But if that's not enough to convince you that Realty Income's shares are dear today, how about a different metric, price to adjusted funds from operations, or price to AFFO? Taking a look back at Realty Income's stats between 2000 and 2010, it generally traded at a price to AFFO level of between 10 and 15. Then, in 2010, price to AFFO started to shift higher, reaching basically 20 in 2012.
During the first-quarter conference call, Realty Income's management reiterated its full-year 2016 guidance for AFFO of between $2.85 and $2.90. At the low end of that range, Realty Income's price to forward AFFO is currently around 22. At the high end, its price to forward AFFO is 21.7. Essentially, the valuation for Realty Income appears to be getting higher and higher. Just like what looking at the historically low yield suggests.
It Could Never Happen
Some readers have suggested that valuation is less important than the regular and reliable growth of the dividend. I won't argue with that logic, so long as an investor is willing to hold on to the stock through thick and thin. And don't fool yourself, holding through the trouble spots can be very hard, even if the dividend is still being paid.
For example, if Realty Income's price to AFFO were to drop to 15 it would suggest a share price of about $45 or so, using 2016's guidance.
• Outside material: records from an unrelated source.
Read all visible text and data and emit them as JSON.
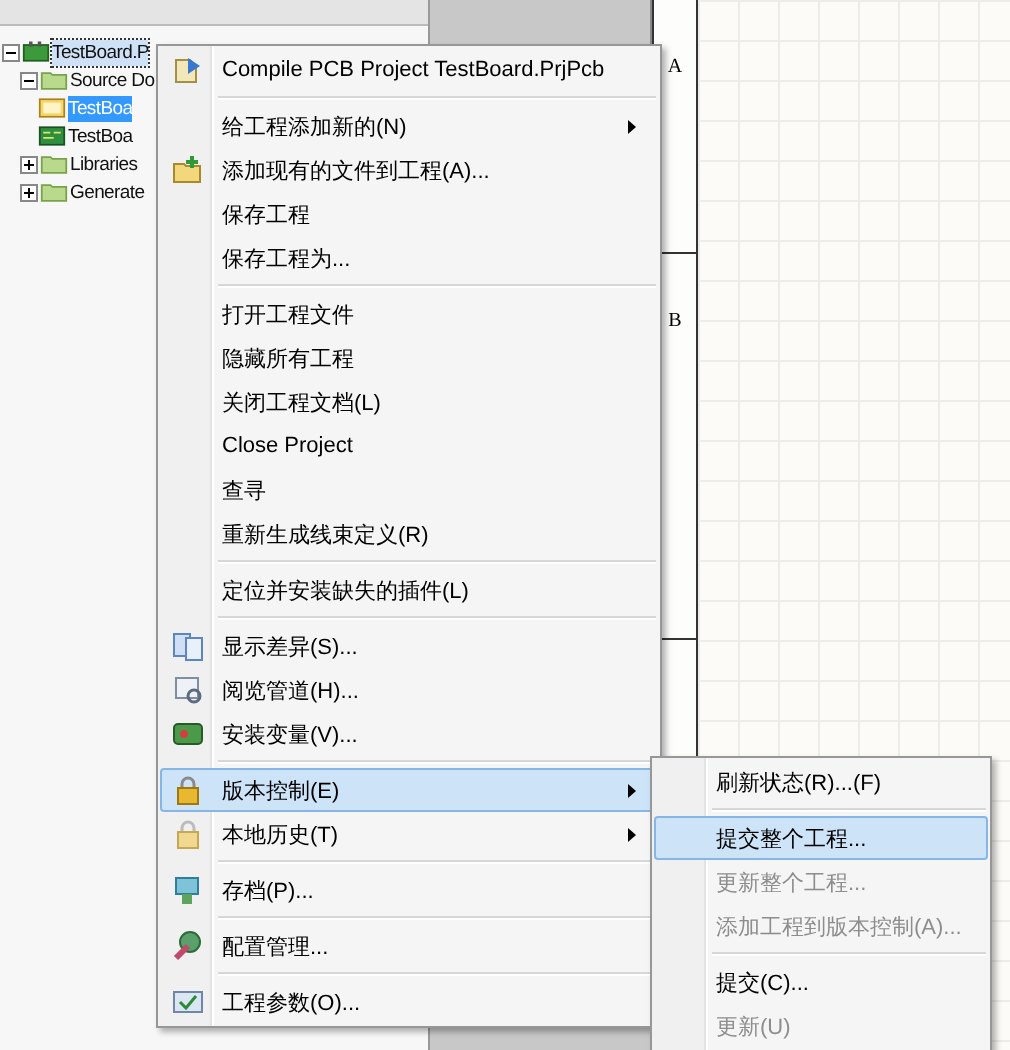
{
  "tree": [
    {
      "label": "TestBoard.P",
      "kind": "project",
      "expanded": true,
      "selected": false,
      "focused": true,
      "children": [
        {
          "label": "Source Do",
          "kind": "folder",
          "expanded": true,
          "selected": false,
          "focused": false,
          "children": [
            {
              "label": "TestBoa",
              "kind": "schematic",
              "selected": true,
              "focused": false
            },
            {
              "label": "TestBoa",
              "kind": "pcb",
              "selected": false,
              "focused": false
            }
          ]
        },
        {
          "label": "Libraries",
          "kind": "folder",
          "expanded": false,
          "selected": false,
          "focused": false
        },
        {
          "label": "Generate",
          "kind": "folder",
          "expanded": false,
          "selected": false,
          "focused": false
        }
      ]
    }
  ],
  "sheet": {
    "zones": [
      "A",
      "B"
    ]
  },
  "menu": {
    "groups": [
      [
        {
          "label": "Compile PCB Project TestBoard.PrjPcb",
          "kind": "compile",
          "has_submenu": false,
          "selected": false,
          "disabled": false
        }
      ],
      [
        {
          "label": "给工程添加新的(N)",
          "kind": "text",
          "has_submenu": true,
          "selected": false,
          "disabled": false
        },
        {
          "label": "添加现有的文件到工程(A)...",
          "kind": "add",
          "has_submenu": false,
          "selected": false,
          "disabled": false
        },
        {
          "label": "保存工程",
          "kind": "text",
          "has_submenu": false,
          "selected": false,
          "disabled": false
        },
        {
          "label": "保存工程为...",
          "kind": "text",
          "has_submenu": false,
          "selected": false,
          "disabled": false
        }
      ],
      [
        {
          "label": "打开工程文件",
          "kind": "text",
          "has_submenu": false,
          "selected": false,
          "disabled": false
        },
        {
          "label": "隐藏所有工程",
          "kind": "text",
          "has_submenu": false,
          "selected": false,
          "disabled": false
        },
        {
          "label": "关闭工程文档(L)",
          "kind": "text",
          "has_submenu": false,
          "selected": false,
          "disabled": false
        },
        {
          "label": "Close Project",
          "kind": "text",
          "has_submenu": false,
          "selected": false,
          "disabled": false
        },
        {
          "label": "查寻",
          "kind": "text",
          "has_submenu": false,
          "selected": false,
          "disabled": false
        },
        {
          "label": "重新生成线束定义(R)",
          "kind": "text",
          "has_submenu": false,
          "selected": false,
          "disabled": false
        }
      ],
      [
        {
          "label": "定位并安装缺失的插件(L)",
          "kind": "text",
          "has_submenu": false,
          "selected": false,
          "disabled": false
        }
      ],
      [
        {
          "label": "显示差异(S)...",
          "kind": "diff",
          "has_submenu": false,
          "selected": false,
          "disabled": false
        },
        {
          "label": "阅览管道(H)...",
          "kind": "browse",
          "has_submenu": false,
          "selected": false,
          "disabled": false
        },
        {
          "label": "安装变量(V)...",
          "kind": "variant",
          "has_submenu": false,
          "selected": false,
          "disabled": false
        }
      ],
      [
        {
          "label": "版本控制(E)",
          "kind": "lock",
          "has_submenu": true,
          "selected": true,
          "disabled": false
        },
        {
          "label": "本地历史(T)",
          "kind": "lock-faded",
          "has_submenu": true,
          "selected": false,
          "disabled": false
        }
      ],
      [
        {
          "label": "存档(P)...",
          "kind": "archive",
          "has_submenu": false,
          "selected": false,
          "disabled": false
        }
      ],
      [
        {
          "label": "配置管理...",
          "kind": "config",
          "has_submenu": false,
          "selected": false,
          "disabled": false
        }
      ],
      [
        {
          "label": "工程参数(O)...",
          "kind": "params",
          "has_submenu": false,
          "selected": false,
          "disabled": false
        }
      ]
    ]
  },
  "submenu": {
    "groups": [
      [
        {
          "label": "刷新状态(R)...(F)",
          "selected": false,
          "disabled": false
        }
      ],
      [
        {
          "label": "提交整个工程...",
          "selected": true,
          "disabled": false
        },
        {
          "label": "更新整个工程...",
          "selected": false,
          "disabled": true
        },
        {
          "label": "添加工程到版本控制(A)...",
          "selected": false,
          "disabled": true
        }
      ],
      [
        {
          "label": "提交(C)...",
          "selected": false,
          "disabled": false
        },
        {
          "label": "更新(U)",
          "selected": false,
          "disabled": true
        }
      ]
    ]
  }
}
If price to AFFO were instead 17.5, it would suggest a price of roughly $50. A price to AFFO level of 20 would lead to a share price of around $58.
Since the shares were trading at around $63 when I wrote this, a price to AFFO of 20 would mean a decline of 8%. That's livable, but keep in mind the annual dividend is about $2.40 a share. So the share price drop would be equal to about two years' worth of dividends. A price to AFFO of 17.5 suggests a price decline of nearly 22% from recent levels or nearly five and half years' worth of the current dividend. Going all the way to a 15 price to AFFO, which was toward the top of the range between 2000 and 2010, would mean a decline of 30% from current levels. That's about seven and half years' worth of dividends.
It's easy to say you'll hold on through a bad spell when the shares of something you own are trading at premium valuations. It's harder to do so while you watch an investment fall. And if you believe that Realty Income couldn't possibly fall that much, the current dividend would only equate to a 5.3% yield at a price of $45 a share. That's hardly a shockingly high yield and one that Realty Income's yield history suggests is reasonable, if not still a little low.
In fact, I'd be more worried that there's a major REIT or market dislocation and that Realty Income's price to AFFO goes back to the low end of the range it was in during 2000 and 2010. Using a price to AFFO of 10 suggests a price of around $30, or less than half of what it is today. Could you hold on through that kind of pain? Before you say that could never happen, look at the Internet bubble and the housing bubble. If we are in a yield bubble driven by the Federal Reserve's artificially low rates, that kind of a drop, even if it's only temporary, isn't out of the question.
I like Realty Income, Honest
I'm not trying to bash Realty Income. I think it's an incredibly well-run REIT. That, however, doesn't mean it's a good value at today's prices. If you don't care about the valuation, that's fine. My only warning is that it's really easy to "not care" when prices are high and a lot harder to "not care" when they start to fall. Maybe I'm wrong and Realty Income's stock will never fall in any meaningful way, but the history of the stock market suggests that's not the most likely outcome.
Disclosure: I/we have no positions in any stocks mentioned, and no plans to initiate any positions within the next 72 hours.
I wrote this article myself, and it expresses my own opinions. I am not receiving compensation for it (other than from Seeking Alpha). I have no business relationship with any company whose stock is mentioned in this article.